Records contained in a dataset
* * *

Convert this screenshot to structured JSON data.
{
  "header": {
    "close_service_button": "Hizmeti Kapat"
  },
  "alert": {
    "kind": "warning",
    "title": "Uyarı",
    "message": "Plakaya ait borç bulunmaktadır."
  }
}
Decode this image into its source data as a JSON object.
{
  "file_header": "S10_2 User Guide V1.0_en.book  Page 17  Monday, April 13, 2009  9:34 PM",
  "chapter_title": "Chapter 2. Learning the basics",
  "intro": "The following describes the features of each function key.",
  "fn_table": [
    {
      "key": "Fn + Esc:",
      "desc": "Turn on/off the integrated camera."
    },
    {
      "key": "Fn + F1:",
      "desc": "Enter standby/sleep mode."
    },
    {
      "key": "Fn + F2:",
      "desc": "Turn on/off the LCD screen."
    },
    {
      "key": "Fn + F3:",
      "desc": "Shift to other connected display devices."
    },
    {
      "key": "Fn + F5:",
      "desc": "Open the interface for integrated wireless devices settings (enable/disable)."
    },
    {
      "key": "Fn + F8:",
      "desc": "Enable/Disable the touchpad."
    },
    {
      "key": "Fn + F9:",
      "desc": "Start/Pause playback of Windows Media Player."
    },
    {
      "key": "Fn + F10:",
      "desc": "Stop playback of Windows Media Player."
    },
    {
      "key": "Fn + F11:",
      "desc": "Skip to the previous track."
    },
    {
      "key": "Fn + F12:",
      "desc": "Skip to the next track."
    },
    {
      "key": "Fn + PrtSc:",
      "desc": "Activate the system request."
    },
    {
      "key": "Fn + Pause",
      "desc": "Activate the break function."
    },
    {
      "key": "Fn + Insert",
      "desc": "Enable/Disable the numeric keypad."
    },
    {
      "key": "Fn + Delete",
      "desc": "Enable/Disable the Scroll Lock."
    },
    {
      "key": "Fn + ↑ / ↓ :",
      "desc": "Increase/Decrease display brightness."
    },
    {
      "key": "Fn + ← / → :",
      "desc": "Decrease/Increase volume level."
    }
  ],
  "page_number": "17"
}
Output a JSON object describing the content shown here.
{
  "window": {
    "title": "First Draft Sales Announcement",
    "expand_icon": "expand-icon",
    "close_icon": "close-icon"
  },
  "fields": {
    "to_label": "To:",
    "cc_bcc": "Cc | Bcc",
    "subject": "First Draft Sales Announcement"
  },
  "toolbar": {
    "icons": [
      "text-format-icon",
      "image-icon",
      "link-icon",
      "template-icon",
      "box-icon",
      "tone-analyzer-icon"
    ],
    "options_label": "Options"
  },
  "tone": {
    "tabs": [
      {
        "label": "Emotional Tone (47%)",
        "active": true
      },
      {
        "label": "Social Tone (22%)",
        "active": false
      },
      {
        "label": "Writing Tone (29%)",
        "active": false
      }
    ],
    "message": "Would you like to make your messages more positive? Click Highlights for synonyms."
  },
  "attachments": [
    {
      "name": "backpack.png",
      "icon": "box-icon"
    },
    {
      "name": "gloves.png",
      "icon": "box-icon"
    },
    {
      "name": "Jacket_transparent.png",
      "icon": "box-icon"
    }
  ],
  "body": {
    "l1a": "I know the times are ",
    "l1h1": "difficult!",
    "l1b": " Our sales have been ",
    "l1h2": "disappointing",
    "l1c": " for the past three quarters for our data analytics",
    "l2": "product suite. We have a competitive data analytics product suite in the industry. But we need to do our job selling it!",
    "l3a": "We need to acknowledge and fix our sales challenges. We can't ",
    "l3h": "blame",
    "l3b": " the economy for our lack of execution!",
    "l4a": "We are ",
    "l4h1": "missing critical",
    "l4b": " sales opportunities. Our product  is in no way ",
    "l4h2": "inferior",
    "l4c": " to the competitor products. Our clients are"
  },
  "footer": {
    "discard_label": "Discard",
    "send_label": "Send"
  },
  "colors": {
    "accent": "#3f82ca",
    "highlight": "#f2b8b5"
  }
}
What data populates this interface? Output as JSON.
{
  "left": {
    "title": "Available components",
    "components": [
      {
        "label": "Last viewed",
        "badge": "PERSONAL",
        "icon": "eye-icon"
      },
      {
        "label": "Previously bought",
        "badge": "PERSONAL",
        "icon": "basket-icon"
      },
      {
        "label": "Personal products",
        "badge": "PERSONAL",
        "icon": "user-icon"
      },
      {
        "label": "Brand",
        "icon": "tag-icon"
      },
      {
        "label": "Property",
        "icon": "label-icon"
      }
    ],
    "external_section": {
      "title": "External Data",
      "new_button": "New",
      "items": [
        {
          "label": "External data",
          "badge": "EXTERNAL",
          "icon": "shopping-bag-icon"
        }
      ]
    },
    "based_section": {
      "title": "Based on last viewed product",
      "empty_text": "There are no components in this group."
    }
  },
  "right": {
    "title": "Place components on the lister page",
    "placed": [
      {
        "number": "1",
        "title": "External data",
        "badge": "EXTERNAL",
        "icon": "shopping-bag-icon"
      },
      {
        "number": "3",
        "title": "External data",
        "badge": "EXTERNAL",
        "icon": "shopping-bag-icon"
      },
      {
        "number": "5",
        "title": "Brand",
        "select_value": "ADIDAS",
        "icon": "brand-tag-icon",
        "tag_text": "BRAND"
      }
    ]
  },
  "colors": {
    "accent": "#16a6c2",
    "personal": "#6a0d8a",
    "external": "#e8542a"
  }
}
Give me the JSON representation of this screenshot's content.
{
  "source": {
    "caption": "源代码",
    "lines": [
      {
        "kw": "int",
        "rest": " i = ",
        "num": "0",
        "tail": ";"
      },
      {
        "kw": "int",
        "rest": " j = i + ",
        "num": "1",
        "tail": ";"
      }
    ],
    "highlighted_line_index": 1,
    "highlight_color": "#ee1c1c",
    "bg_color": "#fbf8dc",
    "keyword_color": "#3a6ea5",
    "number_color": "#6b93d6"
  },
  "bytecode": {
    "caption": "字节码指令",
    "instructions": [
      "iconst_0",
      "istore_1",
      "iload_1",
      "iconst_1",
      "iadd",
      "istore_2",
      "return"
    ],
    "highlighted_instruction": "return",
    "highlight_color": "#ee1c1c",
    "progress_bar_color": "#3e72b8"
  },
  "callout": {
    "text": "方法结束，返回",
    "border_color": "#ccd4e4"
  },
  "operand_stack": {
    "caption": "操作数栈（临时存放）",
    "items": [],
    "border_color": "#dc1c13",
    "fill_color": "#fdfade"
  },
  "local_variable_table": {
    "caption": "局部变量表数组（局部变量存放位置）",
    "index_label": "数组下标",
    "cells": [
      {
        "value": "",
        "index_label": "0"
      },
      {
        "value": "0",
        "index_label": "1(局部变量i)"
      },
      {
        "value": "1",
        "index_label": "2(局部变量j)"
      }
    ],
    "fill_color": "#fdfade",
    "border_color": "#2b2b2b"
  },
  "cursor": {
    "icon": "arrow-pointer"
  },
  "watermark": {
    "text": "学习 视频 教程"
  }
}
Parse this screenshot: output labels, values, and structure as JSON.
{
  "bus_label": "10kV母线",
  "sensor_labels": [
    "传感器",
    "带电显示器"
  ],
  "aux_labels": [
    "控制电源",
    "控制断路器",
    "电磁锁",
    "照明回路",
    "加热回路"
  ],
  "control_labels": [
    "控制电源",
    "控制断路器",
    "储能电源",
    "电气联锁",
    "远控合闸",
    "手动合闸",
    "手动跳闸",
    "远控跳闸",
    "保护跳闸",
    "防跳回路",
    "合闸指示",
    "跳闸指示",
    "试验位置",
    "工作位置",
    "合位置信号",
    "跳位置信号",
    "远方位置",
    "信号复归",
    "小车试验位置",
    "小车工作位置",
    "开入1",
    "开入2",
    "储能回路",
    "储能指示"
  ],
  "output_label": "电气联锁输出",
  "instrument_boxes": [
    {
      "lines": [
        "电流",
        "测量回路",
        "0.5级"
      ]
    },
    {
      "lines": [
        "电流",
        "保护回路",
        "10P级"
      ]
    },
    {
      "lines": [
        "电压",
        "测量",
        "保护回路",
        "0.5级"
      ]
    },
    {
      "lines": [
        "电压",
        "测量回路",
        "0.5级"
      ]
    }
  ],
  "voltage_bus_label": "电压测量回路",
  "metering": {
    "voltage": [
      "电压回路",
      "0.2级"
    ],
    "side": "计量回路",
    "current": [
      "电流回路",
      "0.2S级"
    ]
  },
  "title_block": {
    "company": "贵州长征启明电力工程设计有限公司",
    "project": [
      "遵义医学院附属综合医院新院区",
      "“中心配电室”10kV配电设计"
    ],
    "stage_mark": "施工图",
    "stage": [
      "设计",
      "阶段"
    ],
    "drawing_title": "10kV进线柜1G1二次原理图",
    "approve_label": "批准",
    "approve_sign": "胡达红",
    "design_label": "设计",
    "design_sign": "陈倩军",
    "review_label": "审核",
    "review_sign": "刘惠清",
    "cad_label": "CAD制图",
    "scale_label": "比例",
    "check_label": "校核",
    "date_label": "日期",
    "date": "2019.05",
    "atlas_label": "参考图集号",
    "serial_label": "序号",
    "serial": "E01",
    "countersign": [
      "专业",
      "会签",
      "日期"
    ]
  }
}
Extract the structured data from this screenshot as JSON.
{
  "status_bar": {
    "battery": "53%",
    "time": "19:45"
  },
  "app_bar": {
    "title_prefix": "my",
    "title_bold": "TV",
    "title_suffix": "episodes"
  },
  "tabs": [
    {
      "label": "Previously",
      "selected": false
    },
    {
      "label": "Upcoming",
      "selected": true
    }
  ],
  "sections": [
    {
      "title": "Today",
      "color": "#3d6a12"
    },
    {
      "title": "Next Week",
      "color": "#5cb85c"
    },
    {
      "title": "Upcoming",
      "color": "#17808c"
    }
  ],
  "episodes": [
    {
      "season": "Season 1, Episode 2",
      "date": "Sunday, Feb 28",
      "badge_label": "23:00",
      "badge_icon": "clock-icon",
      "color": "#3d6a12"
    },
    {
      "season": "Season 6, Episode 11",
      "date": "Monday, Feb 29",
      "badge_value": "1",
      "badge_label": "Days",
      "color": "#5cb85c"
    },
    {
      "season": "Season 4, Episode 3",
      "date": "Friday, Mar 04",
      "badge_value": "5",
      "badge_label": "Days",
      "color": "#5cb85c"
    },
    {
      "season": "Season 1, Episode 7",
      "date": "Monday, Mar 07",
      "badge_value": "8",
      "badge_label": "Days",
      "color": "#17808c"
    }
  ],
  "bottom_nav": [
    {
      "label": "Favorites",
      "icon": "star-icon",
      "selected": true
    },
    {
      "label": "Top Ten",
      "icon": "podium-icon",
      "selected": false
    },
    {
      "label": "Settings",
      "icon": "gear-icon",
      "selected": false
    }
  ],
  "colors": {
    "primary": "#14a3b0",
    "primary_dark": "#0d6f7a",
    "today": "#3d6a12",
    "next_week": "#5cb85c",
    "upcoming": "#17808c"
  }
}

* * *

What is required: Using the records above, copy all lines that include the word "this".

Worked solution:
Convert this screenshot to structured JSON data.
Decode this image into its source data as a JSON object.
What data populates this interface? Output as JSON.
      "empty_text": "There are no components in this group."
Give me the JSON representation of this screenshot's content.
Parse this screenshot: output labels, values, and structure as JSON.
Extract the structured data from this screenshot as JSON.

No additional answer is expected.